The profits-over-people practices of the largest freight railroads in the United States are at the center of a lawsuit recently filed in federal court in Washington. The former owners of Cold Train, a Quincy, WA-based shipper whose business model demanded rapid transport of fresh produce to Chicago, are seeking more than $40 million in damages from BNSF. According to the plaintiff's, the Class I railroad that dominates rail traffic across the Northern Plains states prioritized shipments of coal and oil at the expense of other forms of cargo. Increasingly unable to meets its on-time delivery guarantees because of limits on traffic, transit times and scheduling, the plaintiffs claim they were compelled to shut down Cold Train and cancel a nearly completed sale of their company to another shipper.
BNSF has denied deliberately taking any actions that disadvantaged Cold Train, or any other company involved in moving freight that was not coal or oil. A statement from the railroad quoted by the Columbia Basin Herald points to weather emergencies, track maintenance issues and an overall spike in service demands. BNSF also said, "[A]ny suggestion that BNSF would intentionally seek to cause harm to any customer runs completely contrary to how BNSF conducts business. BNSF is dedicated to customer satisfaction and growing our network to meet customer demand."
To this, the executives from Cold Train replied that BNSF failed to share all available information about its purported need to force schedule changes upon its business customers. They also noted that intermodal traffic -- shipping containers rather than coal hoppers or oil tank cars -- suffered at the expense of freight that returned more profit to the railroad.
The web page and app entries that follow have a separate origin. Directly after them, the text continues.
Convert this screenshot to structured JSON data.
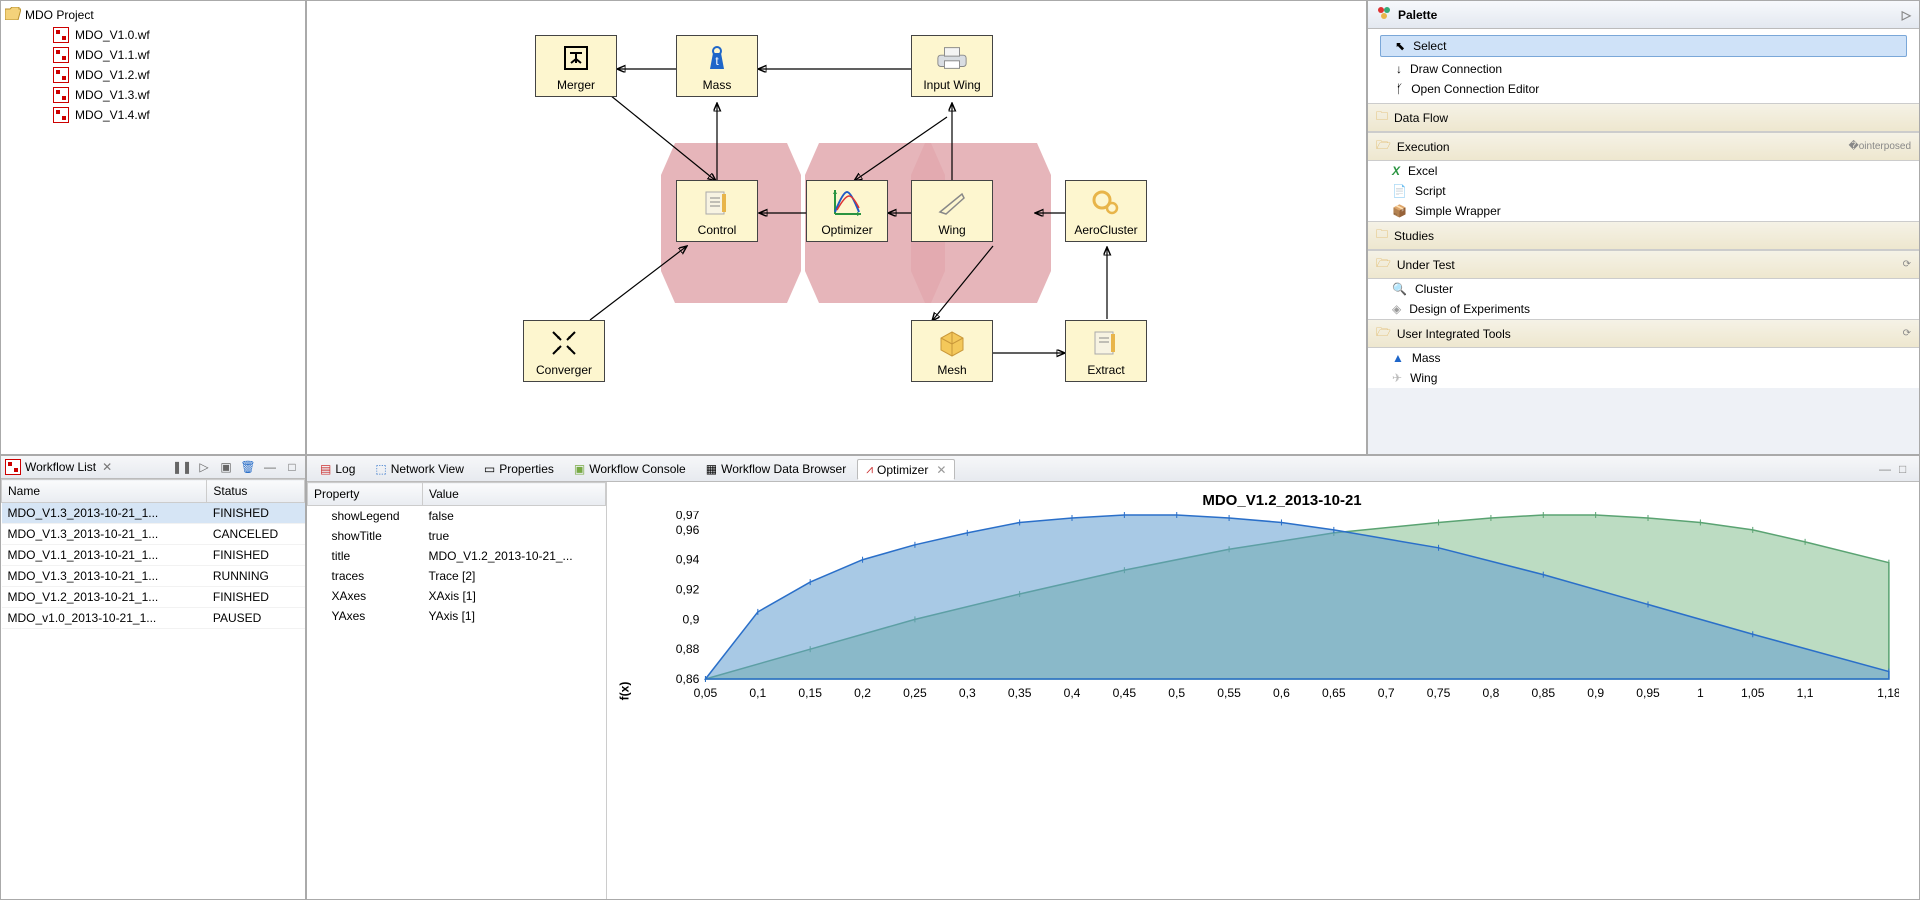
{
  "project": {
    "name": "MDO Project",
    "files": [
      "MDO_V1.0.wf",
      "MDO_V1.1.wf",
      "MDO_V1.2.wf",
      "MDO_V1.3.wf",
      "MDO_V1.4.wf"
    ]
  },
  "canvas": {
    "nodes": {
      "merger": "Merger",
      "mass": "Mass",
      "inputwing": "Input Wing",
      "control": "Control",
      "optimizer": "Optimizer",
      "wing": "Wing",
      "aerocluster": "AeroCluster",
      "converger": "Converger",
      "mesh": "Mesh",
      "extract": "Extract"
    }
  },
  "palette": {
    "title": "Palette",
    "tools": {
      "select": "Select",
      "draw": "Draw Connection",
      "open": "Open Connection Editor"
    },
    "groups": {
      "dataflow": "Data Flow",
      "execution": "Execution",
      "studies": "Studies",
      "undertest": "Under Test",
      "userint": "User Integrated Tools"
    },
    "execution_items": {
      "excel": "Excel",
      "script": "Script",
      "wrapper": "Simple Wrapper"
    },
    "undertest_items": {
      "cluster": "Cluster",
      "doe": "Design of Experiments"
    },
    "userint_items": {
      "mass": "Mass",
      "wing": "Wing"
    }
  },
  "workflow_list": {
    "title": "Workflow List",
    "columns": {
      "name": "Name",
      "status": "Status"
    },
    "rows": [
      {
        "name": "MDO_V1.3_2013-10-21_1...",
        "status": "FINISHED"
      },
      {
        "name": "MDO_V1.3_2013-10-21_1...",
        "status": "CANCELED"
      },
      {
        "name": "MDO_V1.1_2013-10-21_1...",
        "status": "FINISHED"
      },
      {
        "name": "MDO_V1.3_2013-10-21_1...",
        "status": "RUNNING"
      },
      {
        "name": "MDO_V1.2_2013-10-21_1...",
        "status": "FINISHED"
      },
      {
        "name": "MDO_v1.0_2013-10-21_1...",
        "status": "PAUSED"
      }
    ]
  },
  "bottom_tabs": {
    "log": "Log",
    "network": "Network View",
    "properties": "Properties",
    "console": "Workflow Console",
    "browser": "Workflow Data Browser",
    "optimizer": "Optimizer"
  },
  "properties": {
    "header_prop": "Property",
    "header_val": "Value",
    "rows": [
      {
        "k": "showLegend",
        "v": "false"
      },
      {
        "k": "showTitle",
        "v": "true"
      },
      {
        "k": "title",
        "v": "MDO_V1.2_2013-10-21_..."
      },
      {
        "k": "traces",
        "v": "Trace [2]"
      },
      {
        "k": "XAxes",
        "v": "XAxis [1]"
      },
      {
        "k": "YAxes",
        "v": "YAxis [1]"
      }
    ]
  },
  "chart_data": {
    "type": "area",
    "title": "MDO_V1.2_2013-10-21",
    "ylabel": "f(x)",
    "xlim": [
      0.05,
      1.18
    ],
    "ylim": [
      0.86,
      0.97
    ],
    "x_ticks": [
      0.05,
      0.1,
      0.15,
      0.2,
      0.25,
      0.3,
      0.35,
      0.4,
      0.45,
      0.5,
      0.55,
      0.6,
      0.65,
      0.7,
      0.75,
      0.8,
      0.85,
      0.9,
      0.95,
      1,
      1.05,
      1.1,
      1.18
    ],
    "y_ticks": [
      0.86,
      0.88,
      0.9,
      0.92,
      0.94,
      0.96,
      0.97
    ],
    "series": [
      {
        "name": "blue",
        "color": "#2a6fc9",
        "fill": "rgba(97,157,208,0.55)",
        "x": [
          0.05,
          0.1,
          0.15,
          0.2,
          0.25,
          0.3,
          0.35,
          0.4,
          0.45,
          0.5,
          0.55,
          0.6,
          0.65,
          0.75,
          0.85,
          0.95,
          1.05,
          1.18
        ],
        "y": [
          0.86,
          0.905,
          0.925,
          0.94,
          0.95,
          0.958,
          0.965,
          0.968,
          0.97,
          0.97,
          0.968,
          0.965,
          0.96,
          0.948,
          0.93,
          0.91,
          0.89,
          0.865
        ]
      },
      {
        "name": "green",
        "color": "#5aa372",
        "fill": "rgba(143,197,153,0.6)",
        "x": [
          0.05,
          0.15,
          0.25,
          0.35,
          0.45,
          0.55,
          0.65,
          0.75,
          0.8,
          0.85,
          0.9,
          0.95,
          1.0,
          1.05,
          1.1,
          1.18
        ],
        "y": [
          0.86,
          0.88,
          0.9,
          0.917,
          0.933,
          0.947,
          0.958,
          0.965,
          0.968,
          0.97,
          0.97,
          0.968,
          0.965,
          0.96,
          0.952,
          0.938
        ]
      }
    ]
  }
}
A court will have to weigh both sides in this dispute. As a Carolina and Virginia attorney who has specialized in helping railroad employees hurt on the job as a result of their companies' negligence and disregard, however, I know that the claims made by BNSF deserve particular scrutiny. Rail corporations have a poor history of considering anything beyond increasing their bottom lines. Class I railroads persisted in using asbestos long after the deadly risks of doing so became apparent. They cite costs while fighting requirements for safety upgrades like fire-resistant rail cars and remote braking systems. From Amtrak and CSX to Norfolk Southern and Union Pacific, the railroads regularly ignore environmental concerns, employees' rights and crossing security when doing so puts extra money in their pockets.
In short, while I cannot know that BNSF’s calculations put this one particular shipper out of business, I recognize that the railroad would certainly not be above freezing out an organization like Cold Train if it could warm up to fossil fuel companies.